| PROBLEM DETAILS |
Would you return the data exactly as given, except for its pictures?

| EXCERPTED DATA |
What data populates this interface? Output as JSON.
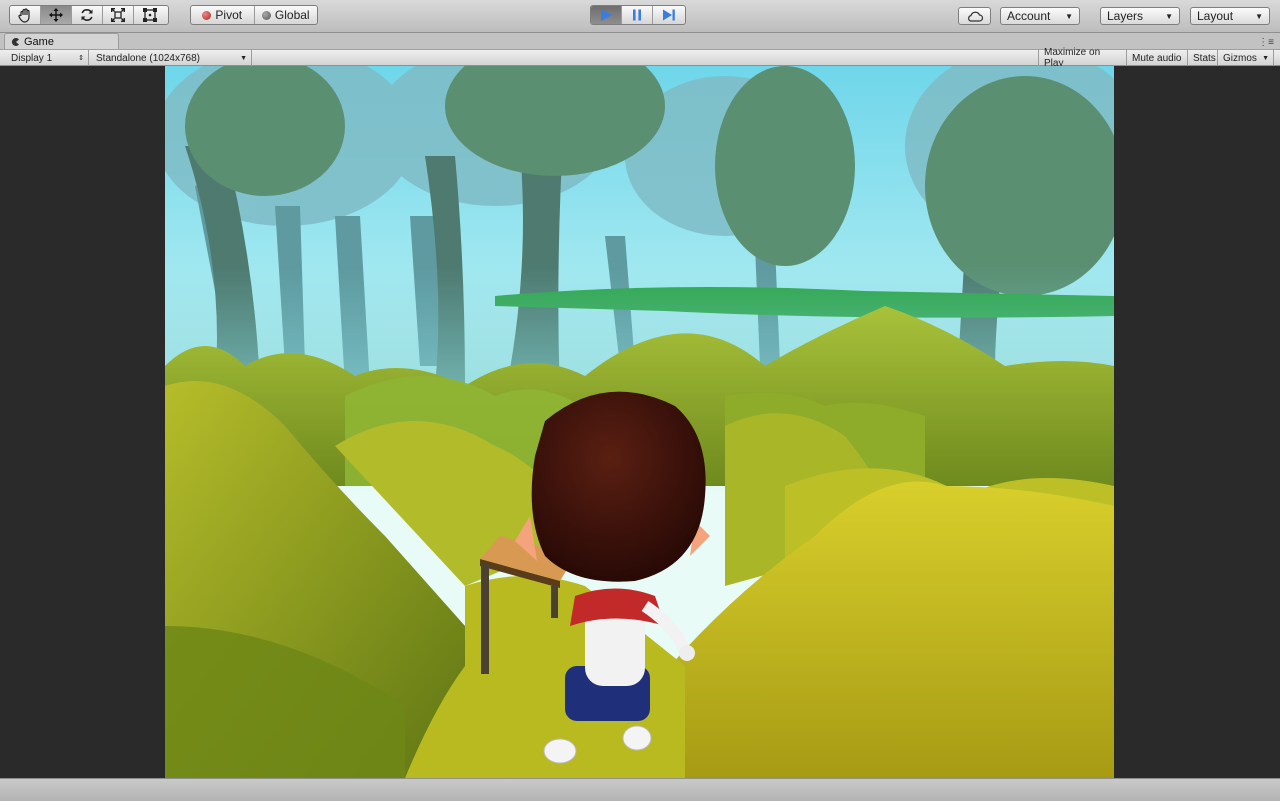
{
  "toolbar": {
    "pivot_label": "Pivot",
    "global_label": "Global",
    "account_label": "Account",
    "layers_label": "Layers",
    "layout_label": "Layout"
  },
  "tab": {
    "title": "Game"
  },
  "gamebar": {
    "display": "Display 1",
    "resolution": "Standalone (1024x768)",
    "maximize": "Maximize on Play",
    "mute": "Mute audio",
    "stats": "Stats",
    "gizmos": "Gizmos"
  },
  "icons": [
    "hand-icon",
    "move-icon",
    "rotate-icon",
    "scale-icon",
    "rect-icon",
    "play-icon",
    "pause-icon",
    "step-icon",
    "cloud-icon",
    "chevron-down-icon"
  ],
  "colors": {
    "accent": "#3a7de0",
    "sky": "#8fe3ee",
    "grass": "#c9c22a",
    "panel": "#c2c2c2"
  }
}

| EXERCISE SOLUTION |
What data populates this interface? Output as JSON.
{
  "toolbar": {
    "pivot_label": "Pivot",
    "global_label": "Global",
    "account_label": "Account",
    "layers_label": "Layers",
    "layout_label": "Layout"
  },
  "tab": {
    "title": "Game"
  },
  "gamebar": {
    "display": "Display 1",
    "resolution": "Standalone (1024x768)",
    "maximize": "Maximize on Play",
    "mute": "Mute audio",
    "stats": "Stats",
    "gizmos": "Gizmos"
  },
  "icons": [
    "hand-icon",
    "move-icon",
    "rotate-icon",
    "scale-icon",
    "rect-icon",
    "play-icon",
    "pause-icon",
    "step-icon",
    "cloud-icon",
    "chevron-down-icon"
  ],
  "colors": {
    "accent": "#3a7de0",
    "sky": "#8fe3ee",
    "grass": "#c9c22a",
    "panel": "#c2c2c2"
  }
}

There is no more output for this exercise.